- **WORK TO COMPLETE**: The complete listing should be copied out exactly.

═════ EXERCISE DATA ═════

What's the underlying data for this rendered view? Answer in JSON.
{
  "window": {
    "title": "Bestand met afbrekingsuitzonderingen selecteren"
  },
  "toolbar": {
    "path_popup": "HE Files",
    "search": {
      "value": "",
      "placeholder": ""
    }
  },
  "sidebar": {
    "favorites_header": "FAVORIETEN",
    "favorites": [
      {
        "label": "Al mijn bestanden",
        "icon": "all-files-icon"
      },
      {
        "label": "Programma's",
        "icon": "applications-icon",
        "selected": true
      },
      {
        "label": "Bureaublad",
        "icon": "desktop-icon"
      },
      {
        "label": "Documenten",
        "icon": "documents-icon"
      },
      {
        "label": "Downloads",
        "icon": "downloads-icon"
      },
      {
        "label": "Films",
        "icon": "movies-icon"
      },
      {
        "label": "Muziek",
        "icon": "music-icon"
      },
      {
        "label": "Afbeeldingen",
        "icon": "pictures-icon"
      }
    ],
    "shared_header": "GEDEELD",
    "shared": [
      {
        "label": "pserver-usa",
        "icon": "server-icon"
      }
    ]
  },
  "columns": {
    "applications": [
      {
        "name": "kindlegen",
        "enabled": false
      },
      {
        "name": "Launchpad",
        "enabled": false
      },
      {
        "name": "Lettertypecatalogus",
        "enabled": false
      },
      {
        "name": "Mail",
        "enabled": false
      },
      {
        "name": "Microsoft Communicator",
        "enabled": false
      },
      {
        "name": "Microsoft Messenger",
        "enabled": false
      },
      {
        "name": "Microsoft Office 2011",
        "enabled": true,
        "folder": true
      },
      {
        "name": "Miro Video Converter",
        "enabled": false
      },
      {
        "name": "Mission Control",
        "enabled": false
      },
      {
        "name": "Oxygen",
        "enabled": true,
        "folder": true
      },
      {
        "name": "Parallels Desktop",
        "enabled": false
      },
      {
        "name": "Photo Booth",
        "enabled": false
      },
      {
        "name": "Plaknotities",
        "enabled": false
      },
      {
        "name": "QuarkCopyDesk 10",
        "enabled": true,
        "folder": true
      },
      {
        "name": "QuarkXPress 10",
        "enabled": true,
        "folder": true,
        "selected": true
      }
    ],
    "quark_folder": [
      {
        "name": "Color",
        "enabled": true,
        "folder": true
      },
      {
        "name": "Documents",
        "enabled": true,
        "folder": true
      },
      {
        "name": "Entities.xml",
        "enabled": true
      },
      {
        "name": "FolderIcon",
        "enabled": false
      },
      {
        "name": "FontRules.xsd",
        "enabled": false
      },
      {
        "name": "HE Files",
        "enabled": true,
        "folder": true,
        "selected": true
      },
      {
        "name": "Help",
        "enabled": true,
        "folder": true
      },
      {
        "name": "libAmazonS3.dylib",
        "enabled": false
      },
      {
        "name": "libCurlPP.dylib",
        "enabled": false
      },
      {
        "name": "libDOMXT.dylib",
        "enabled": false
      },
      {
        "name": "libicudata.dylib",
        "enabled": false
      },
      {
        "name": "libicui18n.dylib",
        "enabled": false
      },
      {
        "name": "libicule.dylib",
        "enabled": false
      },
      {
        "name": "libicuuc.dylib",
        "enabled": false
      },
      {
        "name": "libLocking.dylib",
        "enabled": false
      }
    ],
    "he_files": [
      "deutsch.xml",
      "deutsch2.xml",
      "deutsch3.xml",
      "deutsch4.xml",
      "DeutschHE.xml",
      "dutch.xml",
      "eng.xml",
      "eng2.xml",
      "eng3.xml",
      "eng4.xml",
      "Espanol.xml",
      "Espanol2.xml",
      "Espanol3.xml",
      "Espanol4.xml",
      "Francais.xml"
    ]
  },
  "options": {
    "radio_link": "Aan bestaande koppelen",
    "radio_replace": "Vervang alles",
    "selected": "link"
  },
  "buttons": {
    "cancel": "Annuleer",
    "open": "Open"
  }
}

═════

- **RESPONSE AREA**:
What's the underlying data for this rendered view? Answer in JSON.
{
  "window": {
    "title": "Bestand met afbrekingsuitzonderingen selecteren"
  },
  "toolbar": {
    "path_popup": "HE Files",
    "search": {
      "value": "",
      "placeholder": ""
    }
  },
  "sidebar": {
    "favorites_header": "FAVORIETEN",
    "favorites": [
      {
        "label": "Al mijn bestanden",
        "icon": "all-files-icon"
      },
      {
        "label": "Programma's",
        "icon": "applications-icon",
        "selected": true
      },
      {
        "label": "Bureaublad",
        "icon": "desktop-icon"
      },
      {
        "label": "Documenten",
        "icon": "documents-icon"
      },
      {
        "label": "Downloads",
        "icon": "downloads-icon"
      },
      {
        "label": "Films",
        "icon": "movies-icon"
      },
      {
        "label": "Muziek",
        "icon": "music-icon"
      },
      {
        "label": "Afbeeldingen",
        "icon": "pictures-icon"
      }
    ],
    "shared_header": "GEDEELD",
    "shared": [
      {
        "label": "pserver-usa",
        "icon": "server-icon"
      }
    ]
  },
  "columns": {
    "applications": [
      {
        "name": "kindlegen",
        "enabled": false
      },
      {
        "name": "Launchpad",
        "enabled": false
      },
      {
        "name": "Lettertypecatalogus",
        "enabled": false
      },
      {
        "name": "Mail",
        "enabled": false
      },
      {
        "name": "Microsoft Communicator",
        "enabled": false
      },
      {
        "name": "Microsoft Messenger",
        "enabled": false
      },
      {
        "name": "Microsoft Office 2011",
        "enabled": true,
        "folder": true
      },
      {
        "name": "Miro Video Converter",
        "enabled": false
      },
      {
        "name": "Mission Control",
        "enabled": false
      },
      {
        "name": "Oxygen",
        "enabled": true,
        "folder": true
      },
      {
        "name": "Parallels Desktop",
        "enabled": false
      },
      {
        "name": "Photo Booth",
        "enabled": false
      },
      {
        "name": "Plaknotities",
        "enabled": false
      },
      {
        "name": "QuarkCopyDesk 10",
        "enabled": true,
        "folder": true
      },
      {
        "name": "QuarkXPress 10",
        "enabled": true,
        "folder": true,
        "selected": true
      }
    ],
    "quark_folder": [
      {
        "name": "Color",
        "enabled": true,
        "folder": true
      },
      {
        "name": "Documents",
        "enabled": true,
        "folder": true
      },
      {
        "name": "Entities.xml",
        "enabled": true
      },
      {
        "name": "FolderIcon",
        "enabled": false
      },
      {
        "name": "FontRules.xsd",
        "enabled": false
      },
      {
        "name": "HE Files",
        "enabled": true,
        "folder": true,
        "selected": true
      },
      {
        "name": "Help",
        "enabled": true,
        "folder": true
      },
      {
        "name": "libAmazonS3.dylib",
        "enabled": false
      },
      {
        "name": "libCurlPP.dylib",
        "enabled": false
      },
      {
        "name": "libDOMXT.dylib",
        "enabled": false
      },
      {
        "name": "libicudata.dylib",
        "enabled": false
      },
      {
        "name": "libicui18n.dylib",
        "enabled": false
      },
      {
        "name": "libicule.dylib",
        "enabled": false
      },
      {
        "name": "libicuuc.dylib",
        "enabled": false
      },
      {
        "name": "libLocking.dylib",
        "enabled": false
      }
    ],
    "he_files": [
      "deutsch.xml",
      "deutsch2.xml",
      "deutsch3.xml",
      "deutsch4.xml",
      "DeutschHE.xml",
      "dutch.xml",
      "eng.xml",
      "eng2.xml",
      "eng3.xml",
      "eng4.xml",
      "Espanol.xml",
      "Espanol2.xml",
      "Espanol3.xml",
      "Espanol4.xml",
      "Francais.xml"
    ]
  },
  "options": {
    "radio_link": "Aan bestaande koppelen",
    "radio_replace": "Vervang alles",
    "selected": "link"
  },
  "buttons": {
    "cancel": "Annuleer",
    "open": "Open"
  }
}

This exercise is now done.